Maeve is more competent. She fails on her first real mission for Serac, managing to successfully track down a piece of Dolores’s operation before “dying” to Musashi, another host body who managed to integrate himself into the real world and take control of a yakuza gang. Except this Musashi isn’t the one we remember. While Maeve’s story gives us some interesting details on just how Dolores is pulling this all together, it’s biggest reveal comes near the end, when Maeve realizes that the “pearls” Dolores took out of Westworld weren’t the minds of other hosts, but copies of her own. It’s the answer to the mystery of who is the new Charlotte, and it also throws suspicion on Dolores; is she trying to save all of the machines, or just herself? (This is also the moment where the episode briefly ties most of its storylines together, with Bernard and William coming to a similar realization. It’s clever, although I’m not sure it has the sort of impact the show thinks it does. I’d actually assumed all the new minds were just copies of Dolores from the beginning, and only questioned it when I saw articles popping up online offering divergent theories.)
In the end, despite a few minor setbacks, Dolores appears triumphant. She has Liam in her clutches, and Caleb by her side; Maeve has managed to disrupt her operations, but probably not enough to do real damage; and William is shipped off to a mental asylum, giving fake Charlotte control over Delos, which should make it easier for her to fight off Serac’s take over bid.
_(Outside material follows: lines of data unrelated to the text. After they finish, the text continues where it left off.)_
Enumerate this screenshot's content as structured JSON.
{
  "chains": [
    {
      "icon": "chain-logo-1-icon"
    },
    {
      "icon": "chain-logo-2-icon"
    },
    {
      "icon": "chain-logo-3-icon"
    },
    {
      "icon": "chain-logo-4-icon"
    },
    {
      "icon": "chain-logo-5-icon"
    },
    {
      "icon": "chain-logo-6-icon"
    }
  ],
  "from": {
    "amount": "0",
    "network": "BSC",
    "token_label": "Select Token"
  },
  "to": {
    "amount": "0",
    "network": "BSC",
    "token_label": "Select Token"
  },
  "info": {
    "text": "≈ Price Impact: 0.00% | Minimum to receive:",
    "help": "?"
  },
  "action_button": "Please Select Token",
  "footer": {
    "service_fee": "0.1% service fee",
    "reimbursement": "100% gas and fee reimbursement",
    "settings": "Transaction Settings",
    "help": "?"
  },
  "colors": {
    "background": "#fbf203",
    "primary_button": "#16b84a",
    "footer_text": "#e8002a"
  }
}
The last scene, with William talking to a hallucination of Dolores (earlier, he kept seeing his daughter), is full of gravitas and dread. It’s like getting a brief glimpse of the series in its previous season, leaning heavy on mood and leaden conversations (“Welcome to the end of the game.”) and not much else. I’m glad to see Harris again, and it won’t be terrible if we check on him a few more times before the season ends. But I’m even gladder that the show has mostly turned its narrative eye to more immediate concerns.
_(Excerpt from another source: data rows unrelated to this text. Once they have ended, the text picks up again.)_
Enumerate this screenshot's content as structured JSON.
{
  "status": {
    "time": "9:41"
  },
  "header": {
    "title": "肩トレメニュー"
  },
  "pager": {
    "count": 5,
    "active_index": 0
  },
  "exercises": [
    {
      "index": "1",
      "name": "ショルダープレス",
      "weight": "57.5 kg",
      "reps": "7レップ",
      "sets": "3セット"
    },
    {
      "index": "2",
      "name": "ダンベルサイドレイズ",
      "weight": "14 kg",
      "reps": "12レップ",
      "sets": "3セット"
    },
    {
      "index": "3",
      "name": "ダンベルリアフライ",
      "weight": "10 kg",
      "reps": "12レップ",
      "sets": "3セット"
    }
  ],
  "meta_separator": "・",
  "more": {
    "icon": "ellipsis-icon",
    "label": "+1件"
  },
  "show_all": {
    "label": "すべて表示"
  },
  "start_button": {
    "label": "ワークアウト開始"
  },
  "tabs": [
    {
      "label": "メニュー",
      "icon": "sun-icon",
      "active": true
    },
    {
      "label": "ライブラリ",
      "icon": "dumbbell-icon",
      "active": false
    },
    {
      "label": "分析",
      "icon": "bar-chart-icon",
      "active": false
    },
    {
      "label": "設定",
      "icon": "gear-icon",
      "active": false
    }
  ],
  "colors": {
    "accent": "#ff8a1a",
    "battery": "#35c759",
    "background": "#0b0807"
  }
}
- So is Dolores going to replace Liam? Or is she going to use the money she stole as leverage to get him to give her what she wants? I’m leaning towards the latter; he seems weak-willed enough to be manipulated, and alive, he can provide her with information. (Also, the show has made an effort so far this season of only having Dolores kill people who are a direct threat. Liam isn’t a “good” guy, but he’s pathetic enough that if she murders him, it’ll be a change in tone.)
- Part of my problem with William is that I absolutely do not care about his apparent obsession with free will. It’s a concept, not characterization. He’s clearly also worked up about murdering his daughter at this point, and that’s at least something concrete. But it’s not enough to make him compelling, outside of Ed Harris.